Records supplied:
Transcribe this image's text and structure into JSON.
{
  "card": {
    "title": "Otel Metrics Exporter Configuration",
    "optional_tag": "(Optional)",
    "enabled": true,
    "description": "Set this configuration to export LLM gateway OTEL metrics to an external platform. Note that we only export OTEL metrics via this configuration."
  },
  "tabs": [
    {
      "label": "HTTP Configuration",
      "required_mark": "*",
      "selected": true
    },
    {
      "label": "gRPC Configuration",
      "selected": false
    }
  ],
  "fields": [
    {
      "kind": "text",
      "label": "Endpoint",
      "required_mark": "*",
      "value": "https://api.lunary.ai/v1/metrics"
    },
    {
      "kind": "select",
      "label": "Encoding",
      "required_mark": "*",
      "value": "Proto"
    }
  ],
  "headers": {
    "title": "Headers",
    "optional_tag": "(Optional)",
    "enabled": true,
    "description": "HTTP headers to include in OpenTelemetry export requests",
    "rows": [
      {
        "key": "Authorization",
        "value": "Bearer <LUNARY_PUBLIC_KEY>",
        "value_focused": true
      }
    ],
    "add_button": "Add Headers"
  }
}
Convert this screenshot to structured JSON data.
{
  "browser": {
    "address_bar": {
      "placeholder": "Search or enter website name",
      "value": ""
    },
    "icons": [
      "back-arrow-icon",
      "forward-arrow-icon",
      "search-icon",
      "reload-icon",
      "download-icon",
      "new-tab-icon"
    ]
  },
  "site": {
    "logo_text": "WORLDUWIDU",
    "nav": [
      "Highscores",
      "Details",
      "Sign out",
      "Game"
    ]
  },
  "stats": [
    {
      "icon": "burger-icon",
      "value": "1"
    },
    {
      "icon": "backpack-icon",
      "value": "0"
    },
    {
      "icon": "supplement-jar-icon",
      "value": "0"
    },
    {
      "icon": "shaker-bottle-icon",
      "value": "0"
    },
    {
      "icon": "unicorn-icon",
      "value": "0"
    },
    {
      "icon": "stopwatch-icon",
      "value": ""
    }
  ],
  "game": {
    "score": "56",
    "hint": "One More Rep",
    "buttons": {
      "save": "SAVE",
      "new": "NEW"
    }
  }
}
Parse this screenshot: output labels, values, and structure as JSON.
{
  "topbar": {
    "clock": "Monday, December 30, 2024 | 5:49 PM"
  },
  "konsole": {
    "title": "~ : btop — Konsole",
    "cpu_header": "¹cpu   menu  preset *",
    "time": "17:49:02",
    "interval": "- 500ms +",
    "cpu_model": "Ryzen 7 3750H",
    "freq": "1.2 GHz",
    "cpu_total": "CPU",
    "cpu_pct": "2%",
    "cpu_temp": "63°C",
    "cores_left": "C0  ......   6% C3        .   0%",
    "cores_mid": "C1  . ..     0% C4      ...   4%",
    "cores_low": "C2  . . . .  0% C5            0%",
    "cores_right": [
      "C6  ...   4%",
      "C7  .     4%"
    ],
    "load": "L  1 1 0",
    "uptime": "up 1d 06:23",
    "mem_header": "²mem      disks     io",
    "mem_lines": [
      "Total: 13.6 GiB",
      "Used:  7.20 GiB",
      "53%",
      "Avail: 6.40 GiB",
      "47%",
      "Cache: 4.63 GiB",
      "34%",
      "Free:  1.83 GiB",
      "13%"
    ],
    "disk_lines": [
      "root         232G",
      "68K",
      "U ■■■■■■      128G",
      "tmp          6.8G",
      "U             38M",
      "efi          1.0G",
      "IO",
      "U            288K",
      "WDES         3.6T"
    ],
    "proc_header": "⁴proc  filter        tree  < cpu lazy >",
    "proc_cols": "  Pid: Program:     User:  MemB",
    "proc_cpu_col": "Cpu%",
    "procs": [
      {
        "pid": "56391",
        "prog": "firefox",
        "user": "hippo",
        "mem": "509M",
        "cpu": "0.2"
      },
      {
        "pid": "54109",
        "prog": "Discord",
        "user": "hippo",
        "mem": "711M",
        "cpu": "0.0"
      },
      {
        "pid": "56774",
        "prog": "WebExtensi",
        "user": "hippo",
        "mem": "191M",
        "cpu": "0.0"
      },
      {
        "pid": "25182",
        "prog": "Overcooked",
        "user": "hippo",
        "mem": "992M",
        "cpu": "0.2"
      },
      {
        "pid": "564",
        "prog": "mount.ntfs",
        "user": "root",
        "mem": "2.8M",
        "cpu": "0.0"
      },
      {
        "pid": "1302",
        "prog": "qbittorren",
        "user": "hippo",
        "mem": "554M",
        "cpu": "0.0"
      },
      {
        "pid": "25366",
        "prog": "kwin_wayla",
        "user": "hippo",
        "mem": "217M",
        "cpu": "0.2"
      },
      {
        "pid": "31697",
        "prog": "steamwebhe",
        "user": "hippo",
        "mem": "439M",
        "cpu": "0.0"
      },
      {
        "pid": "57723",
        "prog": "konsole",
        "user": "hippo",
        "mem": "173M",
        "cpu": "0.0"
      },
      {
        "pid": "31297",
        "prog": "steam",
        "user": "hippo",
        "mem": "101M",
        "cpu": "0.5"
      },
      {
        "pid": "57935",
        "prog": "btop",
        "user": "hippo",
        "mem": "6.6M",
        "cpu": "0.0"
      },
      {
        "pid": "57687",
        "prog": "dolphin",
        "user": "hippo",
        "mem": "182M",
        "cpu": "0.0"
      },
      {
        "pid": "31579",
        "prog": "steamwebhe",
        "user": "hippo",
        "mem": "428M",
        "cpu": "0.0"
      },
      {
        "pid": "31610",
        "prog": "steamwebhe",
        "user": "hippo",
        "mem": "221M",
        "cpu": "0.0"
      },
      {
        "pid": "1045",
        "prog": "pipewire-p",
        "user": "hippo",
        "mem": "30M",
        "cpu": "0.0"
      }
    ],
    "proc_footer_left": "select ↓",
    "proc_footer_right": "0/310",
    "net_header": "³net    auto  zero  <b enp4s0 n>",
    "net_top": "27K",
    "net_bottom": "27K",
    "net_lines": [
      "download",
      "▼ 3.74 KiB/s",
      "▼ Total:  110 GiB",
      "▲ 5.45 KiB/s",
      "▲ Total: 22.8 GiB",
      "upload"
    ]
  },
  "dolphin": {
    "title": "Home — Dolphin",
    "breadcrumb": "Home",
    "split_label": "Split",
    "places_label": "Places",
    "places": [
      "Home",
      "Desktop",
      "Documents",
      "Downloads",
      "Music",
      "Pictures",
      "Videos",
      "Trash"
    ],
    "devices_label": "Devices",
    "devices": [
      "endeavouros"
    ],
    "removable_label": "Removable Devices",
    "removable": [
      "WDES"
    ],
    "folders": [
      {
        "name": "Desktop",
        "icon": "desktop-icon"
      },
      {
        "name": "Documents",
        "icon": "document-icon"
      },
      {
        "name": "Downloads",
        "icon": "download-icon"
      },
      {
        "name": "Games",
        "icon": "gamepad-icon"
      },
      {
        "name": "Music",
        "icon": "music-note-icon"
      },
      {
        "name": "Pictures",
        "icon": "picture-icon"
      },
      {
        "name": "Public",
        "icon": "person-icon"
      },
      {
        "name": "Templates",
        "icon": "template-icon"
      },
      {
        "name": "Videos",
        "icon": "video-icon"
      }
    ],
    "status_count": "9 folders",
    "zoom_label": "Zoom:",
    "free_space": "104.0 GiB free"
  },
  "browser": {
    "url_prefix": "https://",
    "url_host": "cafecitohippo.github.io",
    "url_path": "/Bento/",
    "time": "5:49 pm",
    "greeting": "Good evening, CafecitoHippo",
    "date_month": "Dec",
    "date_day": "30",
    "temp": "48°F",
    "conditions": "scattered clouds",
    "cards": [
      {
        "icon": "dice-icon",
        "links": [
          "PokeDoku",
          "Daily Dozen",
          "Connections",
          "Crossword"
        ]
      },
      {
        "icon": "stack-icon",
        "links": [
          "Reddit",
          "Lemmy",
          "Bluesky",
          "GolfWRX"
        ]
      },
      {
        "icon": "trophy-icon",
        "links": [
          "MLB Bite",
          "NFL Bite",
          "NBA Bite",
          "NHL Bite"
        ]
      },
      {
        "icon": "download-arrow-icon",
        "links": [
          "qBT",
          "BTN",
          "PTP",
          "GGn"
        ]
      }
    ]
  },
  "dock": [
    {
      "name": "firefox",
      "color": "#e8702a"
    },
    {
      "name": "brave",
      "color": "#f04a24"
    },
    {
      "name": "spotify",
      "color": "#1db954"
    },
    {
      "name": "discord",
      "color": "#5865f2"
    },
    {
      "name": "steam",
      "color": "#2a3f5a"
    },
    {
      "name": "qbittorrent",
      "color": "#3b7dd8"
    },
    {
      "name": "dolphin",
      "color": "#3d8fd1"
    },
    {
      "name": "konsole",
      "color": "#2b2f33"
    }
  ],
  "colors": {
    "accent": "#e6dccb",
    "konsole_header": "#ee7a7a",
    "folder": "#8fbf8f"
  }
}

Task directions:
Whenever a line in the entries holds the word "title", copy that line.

Answer section:
    "title": "Otel Metrics Exporter Configuration",
    "title": "Headers",
    "title": "~ : btop — Konsole",
    "title": "Home — Dolphin",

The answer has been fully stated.